EDITORIAL: COVID Color Map Should get a Red Light
A proposal by the European Commission (EC) to simplify information about COVID-related travel threats runs the risk of doing the opposite.
The proposed system would attach traffic-light colors to regions and, broadly speaking, follow the principle of green for go, amber for caution, red for no-go. Then, in classic bureaucratic fashion, EC adds a fourth color—grey for don’t know.
The problem that the EC is trying to solve is valid. There is a complete lack of harmonization by governments worldwide in their approaches to quarantines and border closures, which are popping up and down at a moment’s notice, leaving travellers uncertain if they should travel internationally.
As European commissioner for justice Didier Reynders put it, “The cacophony of national rules in the EU is overwhelming.”
The inconsistencies, complexities and politicization of these ad hoc rules is stifling air travel and economies. Budapest ultra-LCC Wizz Air, as an example, has been one of the fastest European carriers to adapt and restore its network and it serves some 45 countries. But in the past six months it has not seen any two governments approach virus-related restrictions in the same way.
Colored maps emerged after the 9/11 terrorist attacks and for the most part, were ineffective. Few people knew the difference between a red alert and amber. And in many places, including the US, amber became the default and was ignored by the traveling public.
The EC’s COVID color map is similarly opaque and full of ifs and buts. Green = total number of newly notified COVID-19 cases is less than 25 during a 14-day period AND the percentage of positive tests from all COVID-19 tests is less than 3%. Amber = total number of newly notified COVID-19 cases is less than 50 during a 14-day period BUT the percentage of positive tests from all COVID-19 tests is 3% or more OR the total number of newly notified COVID-19 cases is between 25 and 150 BUT the percentage of positive tests from all COVID-19 tests is less than 3%. Red = the total number of newly notified COVID-19 cases is more than 50 during a 14-day period AND the percentage of positive tests from all COVID-19 tests is 3% or more OR the total number of newly notified COVID-19 cases is more than 150 per 100 000 people during a 14-day period. Got that? If no, don’t worry—there’s still grey, where there’s not enough data to be sure.

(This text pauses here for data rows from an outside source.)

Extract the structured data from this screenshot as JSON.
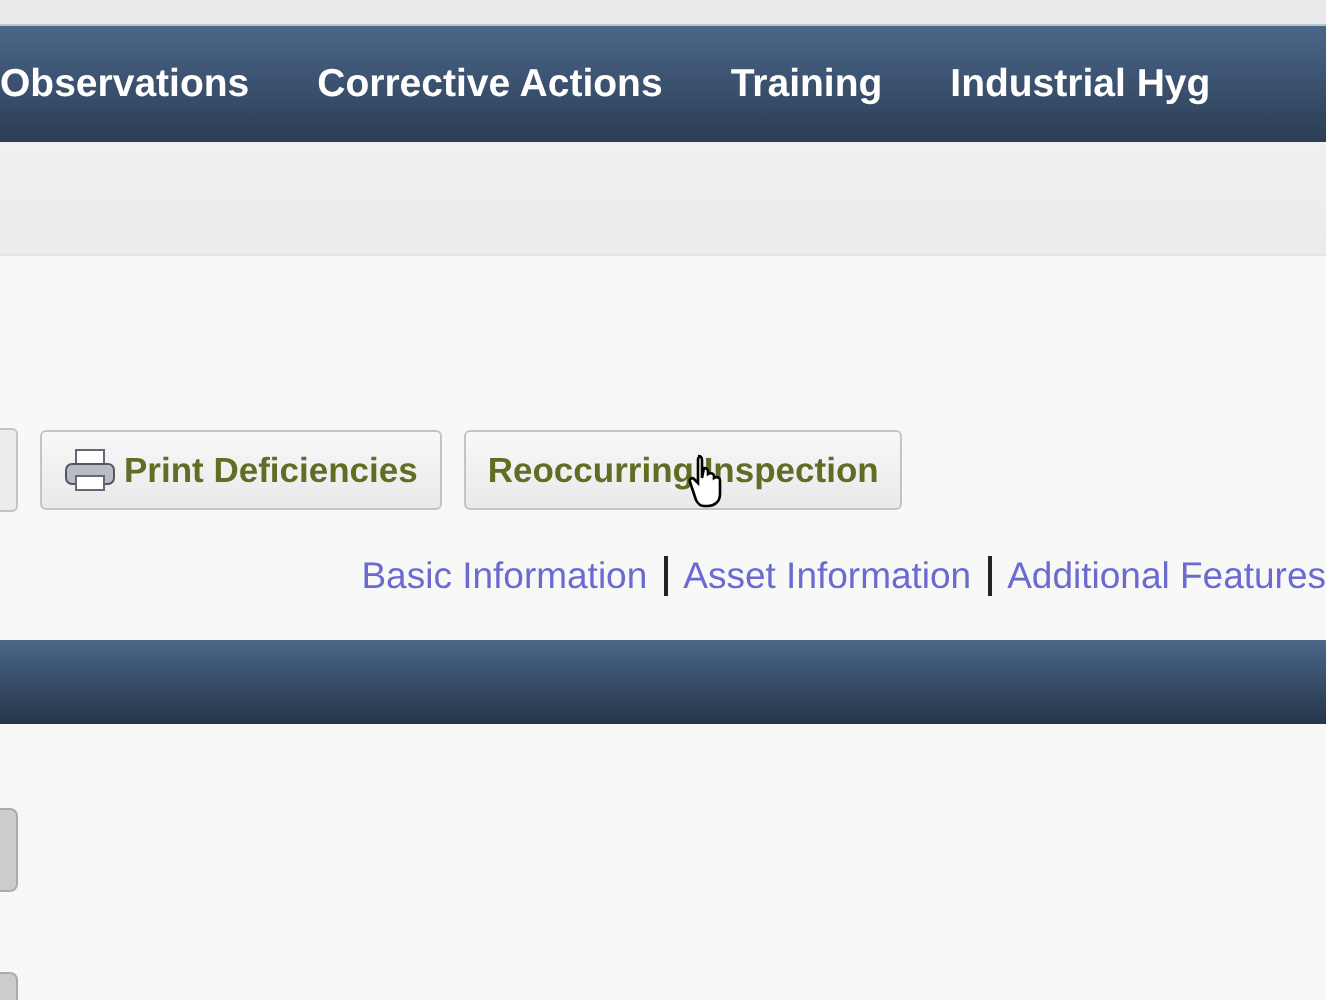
{
  "nav": {
    "items": [
      "Observations",
      "Corrective Actions",
      "Training",
      "Industrial Hyg"
    ]
  },
  "toolbar": {
    "buttons": [
      {
        "label": "Print Deficiencies",
        "kind": "print"
      },
      {
        "label": "Reoccurring Inspection",
        "kind": "plain"
      }
    ]
  },
  "section_links": [
    "Basic Information",
    "Asset Information",
    "Additional Features"
  ]
}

Clear as brown mud.
What’s needed is not a kid’s crayon set, but an urgent dialogue between governments to agree a harmonized, common set of principles on travel restrictions that are consistently followed. These should recognize the enormous efforts that the airline industry had made to keep flying safe.
Approached correctly, that would be winning checkered flag for everyone.
Karen Walker/ATW email@example.com